Dairy farming in Nigeria dates back to the pre-colonial times when cattle were reared for their meat, milk and cultural significance. It could be said that dairy farming started with traditional pastoralist communities such as the Fulani and Hausa tribes, who have long practiced cattle rearing and milk production. These communities utilised indigenous knowledge and techniques to manage their herds and process milk into various products like yoghurt, cheese and butter.
In later years, with the advent of colonialism, modern practices in dairy farming were soon introduced to farmers. Europeans settlers established ranches and introduced exotic cattle breeds, such as Friesian and Jersey, which gradually replaced the native ones. Over the years, dairy farming in Nigeria then evolved from traditional practices to a dynamic and growing industry. Literature and records of events show that modern dairy production (averagely sustainable) in Nigeria is dated back to about two to three decades ago.
It is within this period that Shonga Dairies located in Tsonga, Edu Local Government in Kwara State, was birthed. During this period, the government policy on backward integration for processors was to source 5% raw materials locally. According to a story published on Reuters in 2011 with the title ‘Zimbabwe farmers, a boom for Nigeria agriculture’, the Kwara State Government, under Dr. Bukola Saraki received white farmers, who were ejected from Zimbabwe by the late President Robert Mugabe.
A thousand hectares of land was allocated to each farmer, five of which formed dairy milk clusters.

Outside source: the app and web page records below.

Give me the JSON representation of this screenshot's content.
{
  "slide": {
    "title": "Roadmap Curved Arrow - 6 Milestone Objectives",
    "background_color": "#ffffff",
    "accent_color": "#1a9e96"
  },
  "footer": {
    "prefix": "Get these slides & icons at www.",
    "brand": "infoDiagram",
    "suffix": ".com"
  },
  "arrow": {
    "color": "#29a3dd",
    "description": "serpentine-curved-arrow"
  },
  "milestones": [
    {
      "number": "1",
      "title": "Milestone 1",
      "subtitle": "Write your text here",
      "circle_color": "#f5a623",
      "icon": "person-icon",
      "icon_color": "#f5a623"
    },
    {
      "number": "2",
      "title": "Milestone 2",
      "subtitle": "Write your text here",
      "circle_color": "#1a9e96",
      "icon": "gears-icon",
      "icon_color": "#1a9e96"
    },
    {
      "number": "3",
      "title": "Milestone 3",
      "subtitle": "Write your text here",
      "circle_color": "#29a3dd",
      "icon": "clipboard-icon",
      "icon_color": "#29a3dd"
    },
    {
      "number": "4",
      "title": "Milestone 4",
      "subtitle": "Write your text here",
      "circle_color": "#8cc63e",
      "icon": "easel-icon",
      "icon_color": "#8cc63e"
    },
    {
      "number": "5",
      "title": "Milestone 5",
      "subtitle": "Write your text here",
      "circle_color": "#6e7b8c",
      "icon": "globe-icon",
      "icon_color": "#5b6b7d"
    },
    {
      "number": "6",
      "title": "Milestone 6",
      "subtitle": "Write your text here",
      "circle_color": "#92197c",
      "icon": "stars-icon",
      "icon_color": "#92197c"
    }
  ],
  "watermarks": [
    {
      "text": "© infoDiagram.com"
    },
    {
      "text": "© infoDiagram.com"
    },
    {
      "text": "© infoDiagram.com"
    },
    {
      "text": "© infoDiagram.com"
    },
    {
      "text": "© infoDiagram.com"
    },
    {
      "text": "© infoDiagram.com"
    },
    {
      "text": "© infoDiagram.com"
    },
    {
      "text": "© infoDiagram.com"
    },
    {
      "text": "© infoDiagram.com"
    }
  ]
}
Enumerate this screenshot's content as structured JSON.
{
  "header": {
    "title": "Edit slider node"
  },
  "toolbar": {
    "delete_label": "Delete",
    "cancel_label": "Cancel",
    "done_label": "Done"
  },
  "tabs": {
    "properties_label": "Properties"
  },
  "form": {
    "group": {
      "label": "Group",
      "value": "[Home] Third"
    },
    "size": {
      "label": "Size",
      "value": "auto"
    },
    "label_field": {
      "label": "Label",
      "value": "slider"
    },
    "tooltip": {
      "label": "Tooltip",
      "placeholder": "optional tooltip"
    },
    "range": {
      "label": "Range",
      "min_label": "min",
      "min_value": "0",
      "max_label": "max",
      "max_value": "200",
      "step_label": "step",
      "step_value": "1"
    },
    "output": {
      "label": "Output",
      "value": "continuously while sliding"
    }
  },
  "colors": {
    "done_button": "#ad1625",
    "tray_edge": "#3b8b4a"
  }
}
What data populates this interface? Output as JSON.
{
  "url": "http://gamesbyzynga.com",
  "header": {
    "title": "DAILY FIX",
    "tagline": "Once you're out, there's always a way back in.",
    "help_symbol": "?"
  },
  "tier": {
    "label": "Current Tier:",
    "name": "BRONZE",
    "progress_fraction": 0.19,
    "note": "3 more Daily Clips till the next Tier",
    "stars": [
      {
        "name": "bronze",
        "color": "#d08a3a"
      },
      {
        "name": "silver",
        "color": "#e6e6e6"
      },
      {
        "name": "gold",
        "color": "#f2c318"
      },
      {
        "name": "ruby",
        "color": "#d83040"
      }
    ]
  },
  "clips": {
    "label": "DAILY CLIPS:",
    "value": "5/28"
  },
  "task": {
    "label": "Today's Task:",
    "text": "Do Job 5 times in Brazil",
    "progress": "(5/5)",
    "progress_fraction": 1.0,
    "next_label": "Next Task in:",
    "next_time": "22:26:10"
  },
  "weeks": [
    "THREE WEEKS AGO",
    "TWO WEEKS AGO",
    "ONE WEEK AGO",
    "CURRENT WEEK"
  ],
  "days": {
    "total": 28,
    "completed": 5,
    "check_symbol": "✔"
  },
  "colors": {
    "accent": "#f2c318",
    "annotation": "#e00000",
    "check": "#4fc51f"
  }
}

They were reported to have the capacity to produce around 50,000 litres of milk daily, hoping to bridge a significant gap in the domestic production and supply of raw milk to a dairy industry feeding Nigerians. However, the companies are no longer functioning optimally as they have now become a shadow of themselves.
The Central Bank of Nigeria named the six businesses authorised to bring in milk and its byproducts in a report released in 2020. These companies include Integrated Dairies Ltd., Chi Limited, Promasidor Nig. Ltd., Nestle Nig. Plc, FrieslandCampina WAMCO, and TG Arla Dairy Products Ltd. These are the businesses, who keyed into the Federal Government’s backward integration strategy and demanded that 10% of their raw materials (milk) be supplied locally. This would enhance regional output and steadily advance the rural dairy sector.
Prior to 2020, FrieslandCampina WAMCO began the backward integration, and as a result, the local dairy industry had undergone an extraordinary transformation, as seen by the growth of the economy and society. According to findings, Nigeria has the 5th largest cattle herd in Africa, following Ethiopia, Sudan, Chad and Tanzania. Many of these herders are, however, concentrated in the Northern part of the country. Presently, the Nigerian dairy industry may not be doing so well, but with the advent of research, policy support, infrastructure and all, it has the potential to meet domestic demand, reduce imports, and even become a significant player in regional and international dairy markets.